▶ **THE TASK**:
All records are to be restated exactly, each line as it reads.

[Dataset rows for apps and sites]
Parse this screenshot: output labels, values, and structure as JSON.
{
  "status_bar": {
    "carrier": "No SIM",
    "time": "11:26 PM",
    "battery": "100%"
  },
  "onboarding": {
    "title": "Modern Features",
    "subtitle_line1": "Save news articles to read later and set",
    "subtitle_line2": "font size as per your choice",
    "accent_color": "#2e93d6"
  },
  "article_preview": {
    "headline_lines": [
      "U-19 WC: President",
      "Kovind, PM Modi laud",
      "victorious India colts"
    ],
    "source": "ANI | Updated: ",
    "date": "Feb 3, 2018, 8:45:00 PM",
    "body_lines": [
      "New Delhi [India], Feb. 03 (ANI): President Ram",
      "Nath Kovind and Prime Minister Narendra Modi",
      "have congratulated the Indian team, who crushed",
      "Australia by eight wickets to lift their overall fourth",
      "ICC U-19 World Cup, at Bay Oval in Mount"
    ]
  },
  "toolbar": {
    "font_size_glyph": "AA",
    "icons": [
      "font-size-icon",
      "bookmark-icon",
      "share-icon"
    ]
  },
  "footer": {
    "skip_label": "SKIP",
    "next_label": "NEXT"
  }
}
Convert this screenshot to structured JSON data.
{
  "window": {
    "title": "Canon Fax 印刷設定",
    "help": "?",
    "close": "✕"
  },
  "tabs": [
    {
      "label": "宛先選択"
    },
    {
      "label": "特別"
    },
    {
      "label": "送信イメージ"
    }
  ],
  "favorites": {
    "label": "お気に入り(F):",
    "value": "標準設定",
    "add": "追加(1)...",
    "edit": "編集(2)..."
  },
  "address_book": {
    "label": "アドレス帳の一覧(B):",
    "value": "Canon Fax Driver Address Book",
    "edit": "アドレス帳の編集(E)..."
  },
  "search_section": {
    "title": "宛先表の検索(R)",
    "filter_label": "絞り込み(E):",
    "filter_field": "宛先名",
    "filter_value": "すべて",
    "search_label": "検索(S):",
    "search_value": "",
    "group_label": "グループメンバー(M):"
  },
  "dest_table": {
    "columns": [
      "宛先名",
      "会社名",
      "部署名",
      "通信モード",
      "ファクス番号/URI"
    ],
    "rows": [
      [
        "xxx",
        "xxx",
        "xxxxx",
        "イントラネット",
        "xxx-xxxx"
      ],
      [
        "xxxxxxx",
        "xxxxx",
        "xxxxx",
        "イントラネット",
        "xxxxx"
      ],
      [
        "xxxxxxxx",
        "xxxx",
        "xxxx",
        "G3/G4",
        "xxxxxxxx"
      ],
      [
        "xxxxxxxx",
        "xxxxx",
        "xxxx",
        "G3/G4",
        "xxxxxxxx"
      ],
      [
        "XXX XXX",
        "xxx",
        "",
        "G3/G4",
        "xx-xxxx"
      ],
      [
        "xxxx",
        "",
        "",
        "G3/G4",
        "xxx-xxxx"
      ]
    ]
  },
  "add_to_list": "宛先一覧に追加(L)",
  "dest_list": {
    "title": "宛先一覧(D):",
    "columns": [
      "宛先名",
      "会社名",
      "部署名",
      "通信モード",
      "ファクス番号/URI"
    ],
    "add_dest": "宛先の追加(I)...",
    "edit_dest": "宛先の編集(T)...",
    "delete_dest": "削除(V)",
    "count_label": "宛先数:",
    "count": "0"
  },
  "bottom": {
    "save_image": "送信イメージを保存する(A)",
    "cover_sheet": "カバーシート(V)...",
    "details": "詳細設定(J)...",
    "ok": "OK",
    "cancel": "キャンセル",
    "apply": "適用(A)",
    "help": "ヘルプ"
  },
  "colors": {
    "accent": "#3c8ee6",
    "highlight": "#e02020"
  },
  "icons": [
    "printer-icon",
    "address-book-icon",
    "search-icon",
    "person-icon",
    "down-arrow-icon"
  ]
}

▶ **WRITTEN RESPONSE**:
Parse this screenshot: output labels, values, and structure as JSON.
{
  "status_bar": {
    "carrier": "No SIM",
    "time": "11:26 PM",
    "battery": "100%"
  },
  "onboarding": {
    "title": "Modern Features",
    "subtitle_line1": "Save news articles to read later and set",
    "subtitle_line2": "font size as per your choice",
    "accent_color": "#2e93d6"
  },
  "article_preview": {
    "headline_lines": [
      "U-19 WC: President",
      "Kovind, PM Modi laud",
      "victorious India colts"
    ],
    "source": "ANI | Updated: ",
    "date": "Feb 3, 2018, 8:45:00 PM",
    "body_lines": [
      "New Delhi [India], Feb. 03 (ANI): President Ram",
      "Nath Kovind and Prime Minister Narendra Modi",
      "have congratulated the Indian team, who crushed",
      "Australia by eight wickets to lift their overall fourth",
      "ICC U-19 World Cup, at Bay Oval in Mount"
    ]
  },
  "toolbar": {
    "font_size_glyph": "AA",
    "icons": [
      "font-size-icon",
      "bookmark-icon",
      "share-icon"
    ]
  },
  "footer": {
    "skip_label": "SKIP",
    "next_label": "NEXT"
  }
}
Convert this screenshot to structured JSON data.
{
  "window": {
    "title": "Canon Fax 印刷設定",
    "help": "?",
    "close": "✕"
  },
  "tabs": [
    {
      "label": "宛先選択"
    },
    {
      "label": "特別"
    },
    {
      "label": "送信イメージ"
    }
  ],
  "favorites": {
    "label": "お気に入り(F):",
    "value": "標準設定",
    "add": "追加(1)...",
    "edit": "編集(2)..."
  },
  "address_book": {
    "label": "アドレス帳の一覧(B):",
    "value": "Canon Fax Driver Address Book",
    "edit": "アドレス帳の編集(E)..."
  },
  "search_section": {
    "title": "宛先表の検索(R)",
    "filter_label": "絞り込み(E):",
    "filter_field": "宛先名",
    "filter_value": "すべて",
    "search_label": "検索(S):",
    "search_value": "",
    "group_label": "グループメンバー(M):"
  },
  "dest_table": {
    "columns": [
      "宛先名",
      "会社名",
      "部署名",
      "通信モード",
      "ファクス番号/URI"
    ],
    "rows": [
      [
        "xxx",
        "xxx",
        "xxxxx",
        "イントラネット",
        "xxx-xxxx"
      ],
      [
        "xxxxxxx",
        "xxxxx",
        "xxxxx",
        "イントラネット",
        "xxxxx"
      ],
      [
        "xxxxxxxx",
        "xxxx",
        "xxxx",
        "G3/G4",
        "xxxxxxxx"
      ],
      [
        "xxxxxxxx",
        "xxxxx",
        "xxxx",
        "G3/G4",
        "xxxxxxxx"
      ],
      [
        "XXX XXX",
        "xxx",
        "",
        "G3/G4",
        "xx-xxxx"
      ],
      [
        "xxxx",
        "",
        "",
        "G3/G4",
        "xxx-xxxx"
      ]
    ]
  },
  "add_to_list": "宛先一覧に追加(L)",
  "dest_list": {
    "title": "宛先一覧(D):",
    "columns": [
      "宛先名",
      "会社名",
      "部署名",
      "通信モード",
      "ファクス番号/URI"
    ],
    "add_dest": "宛先の追加(I)...",
    "edit_dest": "宛先の編集(T)...",
    "delete_dest": "削除(V)",
    "count_label": "宛先数:",
    "count": "0"
  },
  "bottom": {
    "save_image": "送信イメージを保存する(A)",
    "cover_sheet": "カバーシート(V)...",
    "details": "詳細設定(J)...",
    "ok": "OK",
    "cancel": "キャンセル",
    "apply": "適用(A)",
    "help": "ヘルプ"
  },
  "colors": {
    "accent": "#3c8ee6",
    "highlight": "#e02020"
  },
  "icons": [
    "printer-icon",
    "address-book-icon",
    "search-icon",
    "person-icon",
    "down-arrow-icon"
  ]
}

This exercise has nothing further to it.